Collected data entries
=== Section Start ===

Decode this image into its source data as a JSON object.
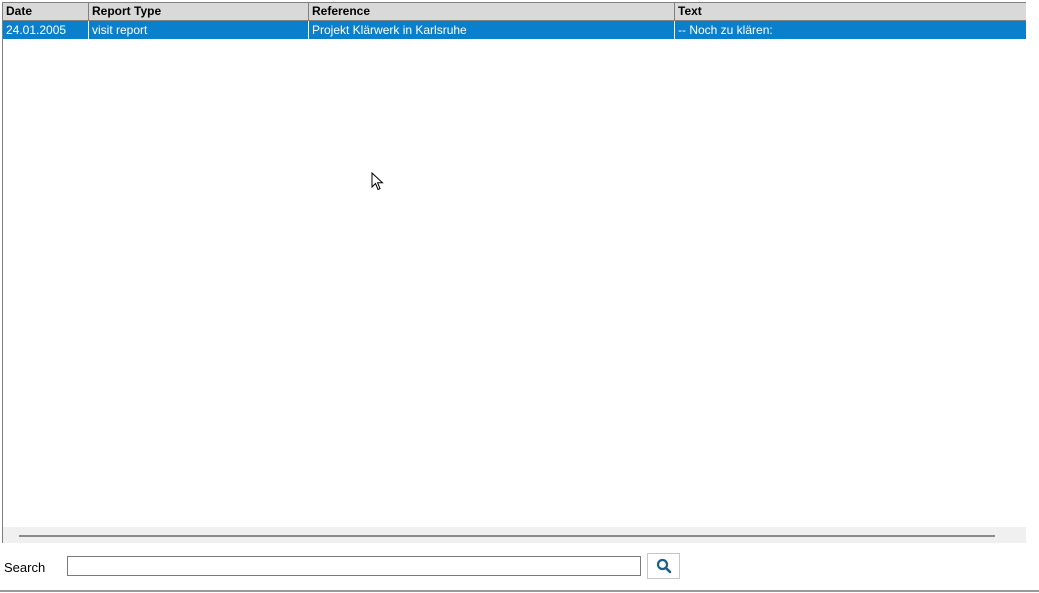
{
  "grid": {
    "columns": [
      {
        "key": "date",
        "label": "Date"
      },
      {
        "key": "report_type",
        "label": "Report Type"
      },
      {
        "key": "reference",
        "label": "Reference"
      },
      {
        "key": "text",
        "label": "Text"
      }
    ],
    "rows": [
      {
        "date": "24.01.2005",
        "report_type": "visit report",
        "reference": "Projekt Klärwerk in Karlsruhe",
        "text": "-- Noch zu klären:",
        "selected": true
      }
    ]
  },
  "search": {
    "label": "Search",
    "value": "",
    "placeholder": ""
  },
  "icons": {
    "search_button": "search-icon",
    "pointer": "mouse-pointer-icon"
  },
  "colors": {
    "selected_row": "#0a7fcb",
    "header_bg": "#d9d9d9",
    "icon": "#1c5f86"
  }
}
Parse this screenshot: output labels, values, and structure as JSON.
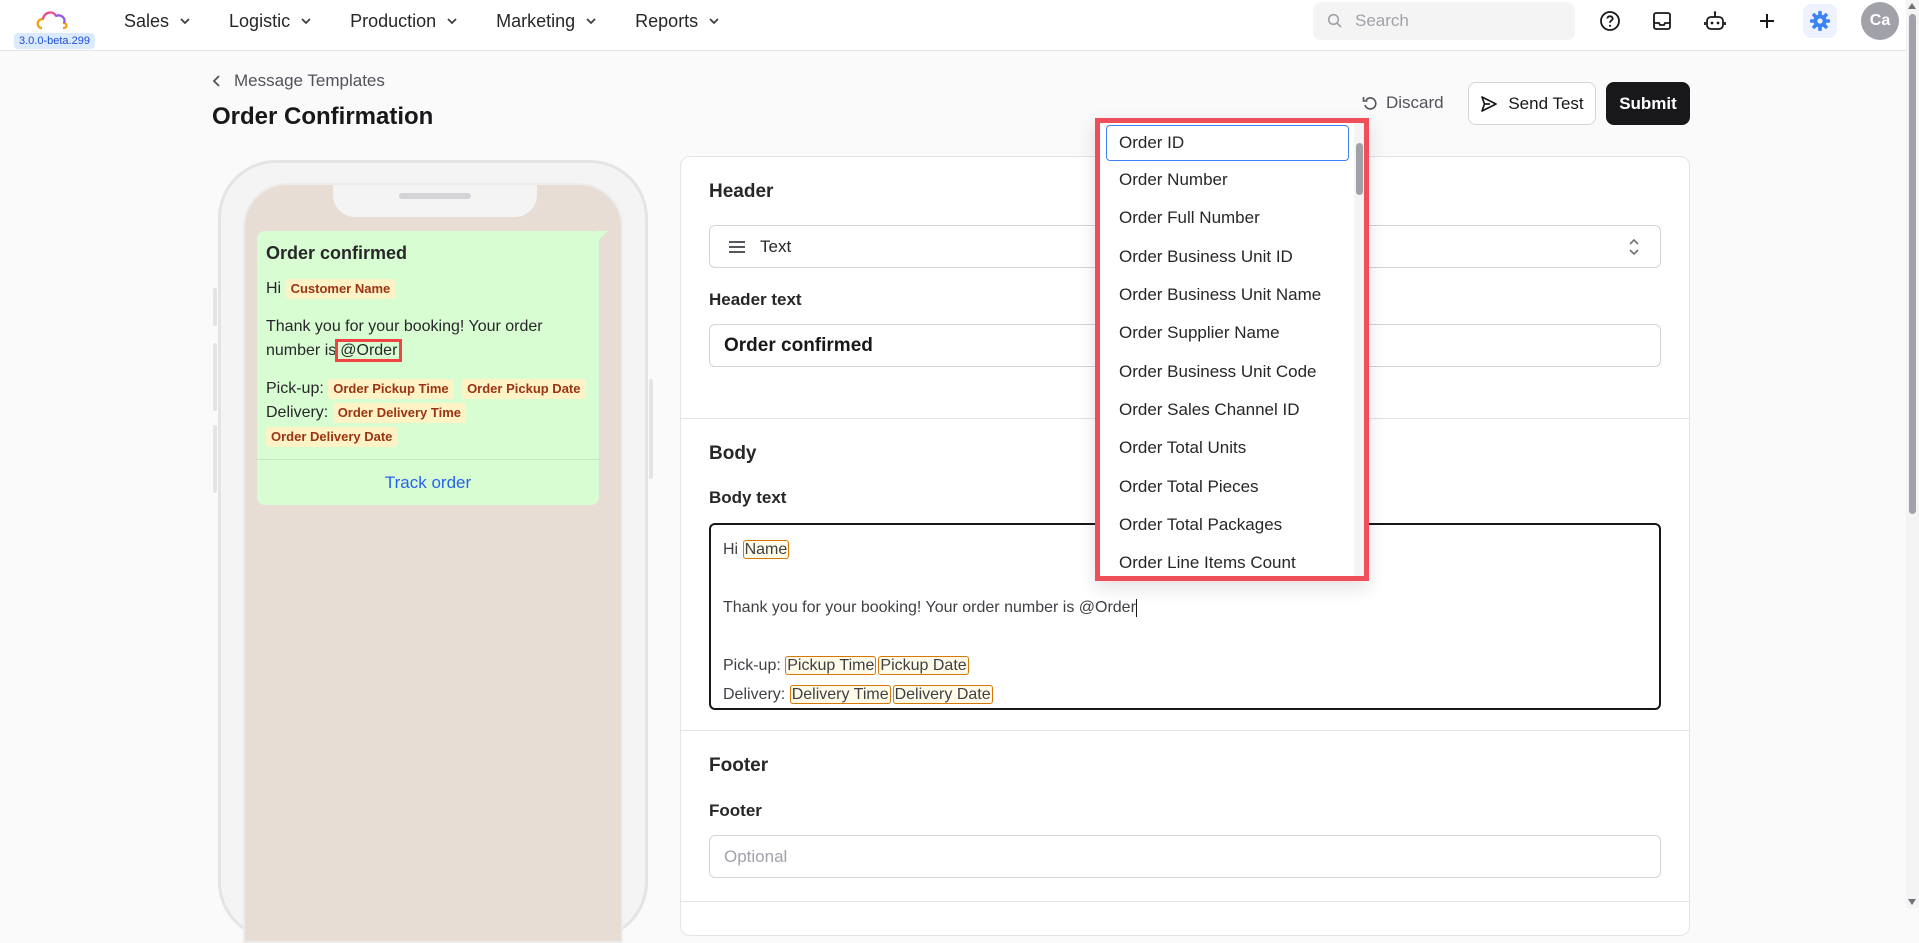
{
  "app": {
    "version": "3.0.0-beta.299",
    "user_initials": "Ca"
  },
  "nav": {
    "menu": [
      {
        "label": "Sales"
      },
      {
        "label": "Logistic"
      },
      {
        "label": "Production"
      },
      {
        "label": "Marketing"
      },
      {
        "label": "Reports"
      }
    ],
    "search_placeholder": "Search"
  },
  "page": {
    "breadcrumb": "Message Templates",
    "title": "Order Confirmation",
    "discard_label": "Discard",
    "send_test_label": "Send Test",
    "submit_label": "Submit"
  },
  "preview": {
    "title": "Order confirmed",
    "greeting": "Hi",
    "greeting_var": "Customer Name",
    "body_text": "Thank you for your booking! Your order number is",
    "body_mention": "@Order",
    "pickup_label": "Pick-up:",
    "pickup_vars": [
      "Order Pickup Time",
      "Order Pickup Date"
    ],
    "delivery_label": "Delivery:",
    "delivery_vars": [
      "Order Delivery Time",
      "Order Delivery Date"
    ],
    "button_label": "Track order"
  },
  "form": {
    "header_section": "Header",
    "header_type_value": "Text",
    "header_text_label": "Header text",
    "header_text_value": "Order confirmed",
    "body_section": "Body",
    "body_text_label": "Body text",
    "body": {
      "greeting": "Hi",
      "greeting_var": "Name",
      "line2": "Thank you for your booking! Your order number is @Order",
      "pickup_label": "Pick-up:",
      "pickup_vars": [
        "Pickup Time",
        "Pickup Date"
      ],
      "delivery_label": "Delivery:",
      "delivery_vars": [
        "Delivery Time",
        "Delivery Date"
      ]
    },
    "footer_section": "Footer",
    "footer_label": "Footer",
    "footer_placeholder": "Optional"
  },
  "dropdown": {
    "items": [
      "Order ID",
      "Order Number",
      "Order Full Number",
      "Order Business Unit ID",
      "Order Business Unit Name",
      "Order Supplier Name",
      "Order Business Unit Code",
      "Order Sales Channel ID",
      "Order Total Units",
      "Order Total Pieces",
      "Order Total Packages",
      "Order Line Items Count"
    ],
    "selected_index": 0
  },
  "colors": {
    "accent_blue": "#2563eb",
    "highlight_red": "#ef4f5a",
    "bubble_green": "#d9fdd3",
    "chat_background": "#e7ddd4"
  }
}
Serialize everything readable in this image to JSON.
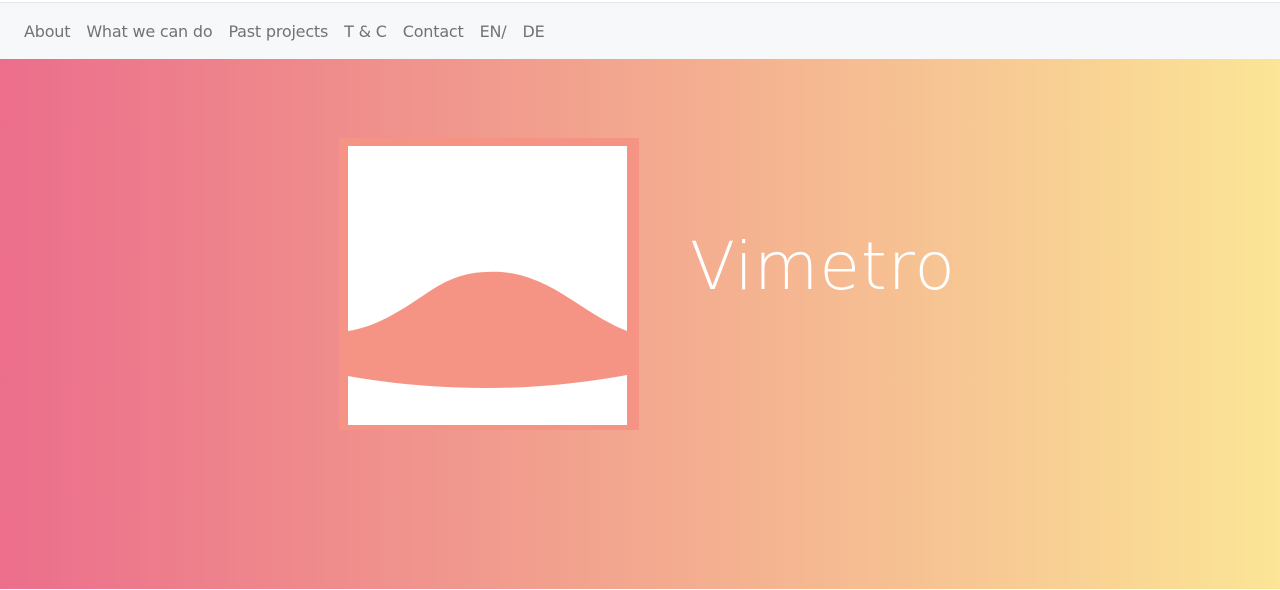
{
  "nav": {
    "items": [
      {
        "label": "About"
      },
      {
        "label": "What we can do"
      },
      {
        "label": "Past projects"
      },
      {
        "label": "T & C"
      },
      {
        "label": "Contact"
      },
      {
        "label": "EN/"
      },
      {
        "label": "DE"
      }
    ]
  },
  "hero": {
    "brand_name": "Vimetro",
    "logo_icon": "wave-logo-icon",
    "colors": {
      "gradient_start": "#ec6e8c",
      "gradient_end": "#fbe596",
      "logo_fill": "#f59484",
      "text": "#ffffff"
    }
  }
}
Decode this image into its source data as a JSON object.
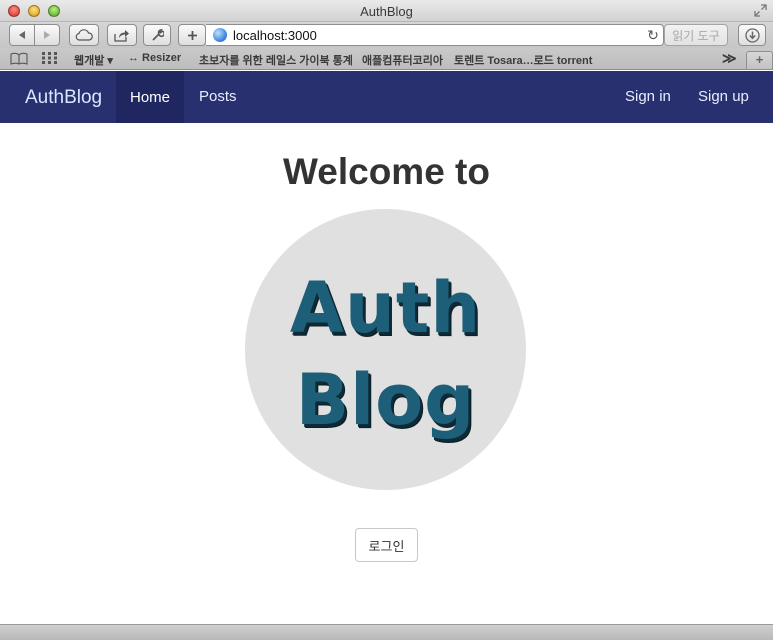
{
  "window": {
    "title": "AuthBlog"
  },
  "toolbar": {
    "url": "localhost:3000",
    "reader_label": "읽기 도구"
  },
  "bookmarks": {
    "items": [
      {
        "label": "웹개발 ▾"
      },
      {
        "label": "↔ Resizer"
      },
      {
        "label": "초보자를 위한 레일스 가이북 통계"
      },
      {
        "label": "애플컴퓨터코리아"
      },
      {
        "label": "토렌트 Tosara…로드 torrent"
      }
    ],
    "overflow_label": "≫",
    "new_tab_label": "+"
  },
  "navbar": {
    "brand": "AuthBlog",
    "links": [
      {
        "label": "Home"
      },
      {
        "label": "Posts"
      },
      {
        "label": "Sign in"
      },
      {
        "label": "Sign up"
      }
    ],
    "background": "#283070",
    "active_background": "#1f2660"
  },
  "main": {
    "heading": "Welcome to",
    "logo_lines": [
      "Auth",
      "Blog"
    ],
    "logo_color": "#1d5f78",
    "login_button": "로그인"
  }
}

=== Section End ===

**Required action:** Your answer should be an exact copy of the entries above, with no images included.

**Your response:**
Decode this image into its source data as a JSON object.
{
  "grid": {
    "columns": [
      {
        "key": "date",
        "label": "Date"
      },
      {
        "key": "report_type",
        "label": "Report Type"
      },
      {
        "key": "reference",
        "label": "Reference"
      },
      {
        "key": "text",
        "label": "Text"
      }
    ],
    "rows": [
      {
        "date": "24.01.2005",
        "report_type": "visit report",
        "reference": "Projekt Klärwerk in Karlsruhe",
        "text": "-- Noch zu klären:",
        "selected": true
      }
    ]
  },
  "search": {
    "label": "Search",
    "value": "",
    "placeholder": ""
  },
  "icons": {
    "search_button": "search-icon",
    "pointer": "mouse-pointer-icon"
  },
  "colors": {
    "selected_row": "#0a7fcb",
    "header_bg": "#d9d9d9",
    "icon": "#1c5f86"
  }
}
Parse this screenshot: output labels, values, and structure as JSON.
{
  "app": {
    "version": "3.0.0-beta.299",
    "user_initials": "Ca"
  },
  "nav": {
    "menu": [
      {
        "label": "Sales"
      },
      {
        "label": "Logistic"
      },
      {
        "label": "Production"
      },
      {
        "label": "Marketing"
      },
      {
        "label": "Reports"
      }
    ],
    "search_placeholder": "Search"
  },
  "page": {
    "breadcrumb": "Message Templates",
    "title": "Order Confirmation",
    "discard_label": "Discard",
    "send_test_label": "Send Test",
    "submit_label": "Submit"
  },
  "preview": {
    "title": "Order confirmed",
    "greeting": "Hi",
    "greeting_var": "Customer Name",
    "body_text": "Thank you for your booking! Your order number is",
    "body_mention": "@Order",
    "pickup_label": "Pick-up:",
    "pickup_vars": [
      "Order Pickup Time",
      "Order Pickup Date"
    ],
    "delivery_label": "Delivery:",
    "delivery_vars": [
      "Order Delivery Time",
      "Order Delivery Date"
    ],
    "button_label": "Track order"
  },
  "form": {
    "header_section": "Header",
    "header_type_value": "Text",
    "header_text_label": "Header text",
    "header_text_value": "Order confirmed",
    "body_section": "Body",
    "body_text_label": "Body text",
    "body": {
      "greeting": "Hi",
      "greeting_var": "Name",
      "line2": "Thank you for your booking! Your order number is @Order",
      "pickup_label": "Pick-up:",
      "pickup_vars": [
        "Pickup Time",
        "Pickup Date"
      ],
      "delivery_label": "Delivery:",
      "delivery_vars": [
        "Delivery Time",
        "Delivery Date"
      ]
    },
    "footer_section": "Footer",
    "footer_label": "Footer",
    "footer_placeholder": "Optional"
  },
  "dropdown": {
    "items": [
      "Order ID",
      "Order Number",
      "Order Full Number",
      "Order Business Unit ID",
      "Order Business Unit Name",
      "Order Supplier Name",
      "Order Business Unit Code",
      "Order Sales Channel ID",
      "Order Total Units",
      "Order Total Pieces",
      "Order Total Packages",
      "Order Line Items Count"
    ],
    "selected_index": 0
  },
  "colors": {
    "accent_blue": "#2563eb",
    "highlight_red": "#ef4f5a",
    "bubble_green": "#d9fdd3",
    "chat_background": "#e7ddd4"
  }
}
Serialize everything readable in this image to JSON.
{
  "nav": {
    "items": [
      {
        "label": "About"
      },
      {
        "label": "What we can do"
      },
      {
        "label": "Past projects"
      },
      {
        "label": "T & C"
      },
      {
        "label": "Contact"
      },
      {
        "label": "EN/"
      },
      {
        "label": "DE"
      }
    ]
  },
  "hero": {
    "brand_name": "Vimetro",
    "logo_icon": "wave-logo-icon",
    "colors": {
      "gradient_start": "#ec6e8c",
      "gradient_end": "#fbe596",
      "logo_fill": "#f59484",
      "text": "#ffffff"
    }
  }
}
Decode this image into its source data as a JSON object.
{
  "window": {
    "title": "AuthBlog"
  },
  "toolbar": {
    "url": "localhost:3000",
    "reader_label": "읽기 도구"
  },
  "bookmarks": {
    "items": [
      {
        "label": "웹개발 ▾"
      },
      {
        "label": "↔ Resizer"
      },
      {
        "label": "초보자를 위한 레일스 가이북 통계"
      },
      {
        "label": "애플컴퓨터코리아"
      },
      {
        "label": "토렌트 Tosara…로드 torrent"
      }
    ],
    "overflow_label": "≫",
    "new_tab_label": "+"
  },
  "navbar": {
    "brand": "AuthBlog",
    "links": [
      {
        "label": "Home"
      },
      {
        "label": "Posts"
      },
      {
        "label": "Sign in"
      },
      {
        "label": "Sign up"
      }
    ],
    "background": "#283070",
    "active_background": "#1f2660"
  },
  "main": {
    "heading": "Welcome to",
    "logo_lines": [
      "Auth",
      "Blog"
    ],
    "logo_color": "#1d5f78",
    "login_button": "로그인"
  }
}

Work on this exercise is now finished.